To reach Folgefonna you need to get deep into the Hardanger- or Sørfjord. In the same area lies the famous Trolltunga rock. I went on this hike as well and in all honesty found it a bit disappointing. The way there is very long and the view not all that spectacular. The rock itself is nice but the tourist queue to get on it does take away some of the fun. Could be that I got spoiled lately, however I believe that this is yet another case demonstrating that the most touristic and most advertised places in Norway are not the ones most worth a visit. The beauty of this country lies in it’s isolated cabins, lonely peaks and sheer wilderness, far away from the masses and the busy sightseeing activities.
But anyway, back to Folgefonna. The hike between Sundal and Odda can be done in either direction, but I do recommend starting from Sundal as the way up from Odda will be even higher and steeper and this more exhausting. The trail is well marked all the way up from Sundal to Fonnabu with the red T sign from Den Norska Turistforeningen (DNT). After a first flattish part on an unpaved road the steep climb to the top starts, including 18 hairpin bends to get over the 750m mark. From here you are halfway up and halfway the distance.
The view over the valley is beautiful. Pointy peaks rise in the back, glacier arms flow down over the mountainside and below lie the bright blue Bondhuselva and Bondhusvatnet, owing their colour to the rock flour grinded away by the glacier. After crossing a small plateau another steep ascend leads up to 1200m and soon the Breidablikk cabin will come into sight. From there, follow the piled rocks and look for the red T’s. The trail gets very steep at some point and ascends on a ridge, making it necessary to be cautious when visibility is low.
From Breidablikk you get the first good views over the glacier and it takes another hour to get to Fonnabu. The cabin does not show up until you have pretty much reached it. In this pale and empty, rocky landscape it feels a bit like walking towards the end of the world. Once you’ve reached Fonnabu you are in for a treat of a view. The cabin stands on top of a little hill surrounded by bald rock and ice. We were about 25 people there, mostly Norwegians (a good indicator that you have come to the right place) and almost everyone was standing outside for over an hour to admire the spectacular sunset. At sunrise the view got even better.
Our glacier crossing got delayed by an unfortunate accident (on which I wrote more in my post on mountain safety), so we did not get off the mountain until 9PM in the evening. Both the crossing and the descent down to Odda took longer and were more exhausting than I had expected.
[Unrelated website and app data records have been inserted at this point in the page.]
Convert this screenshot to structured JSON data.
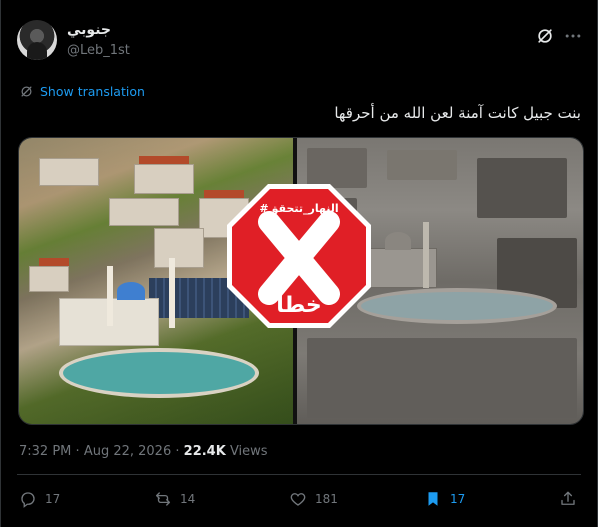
{
  "author": {
    "display_name": "جنوبي",
    "handle": "@Leb_1st"
  },
  "translate": {
    "label": "Show translation"
  },
  "tweet": {
    "text": "بنت جبيل كانت آمنة لعن الله من أحرقها"
  },
  "media": {
    "stamp": {
      "tag": "#النهار_تتحقق",
      "verdict": "خطأ",
      "color": "#e01f26"
    }
  },
  "meta": {
    "time": "7:32 PM",
    "date": "Aug 22, 2026",
    "views_count": "22.4K",
    "views_label": "Views",
    "separator": "·"
  },
  "actions": {
    "replies": "17",
    "reposts": "14",
    "likes": "181",
    "bookmarks": "17"
  },
  "colors": {
    "accent": "#1d9bf0",
    "muted": "#71767b",
    "text": "#e7e9ea",
    "background": "#000000"
  }
}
The glacier crossing climbs another 150m and is 7km long. This is really where you can see the unique character of Folgefonna: when you bypass its highest point, you can see the steep the cliffs of the Hardanger fjord as it cuts its way inland. On the other side you can see it opening up to the Atlantic filled with islands glowing in the sun. Standing on a glacier with a sea view is a very strange experience.
Holmaskjer was put in a place just as impossible as Fonnabu. It seems to be surrounded by glacier all the way, but on the backside it is only firn and not flowing ice. If you stick to the poled route across you will be safe to continue. The landscape on the way down undergoes the same spectacular changes as it does on the way up. From the pale ice and rocky top you can look down into the forested valley, and even before you reach the treeline you look down into the blue waters of the fjord. The last part of the trail is a 900m steep drop on endless hairpin bends.
It’s a beautiful hike, but it is not to be underestimated. DNT grades it ‘expert’, which is the hardest of levels any tour can get. For people who are physically fit and used to mountain hiking it is definitely one of the most beautiful multiple day tours you can take in the Hardanger region.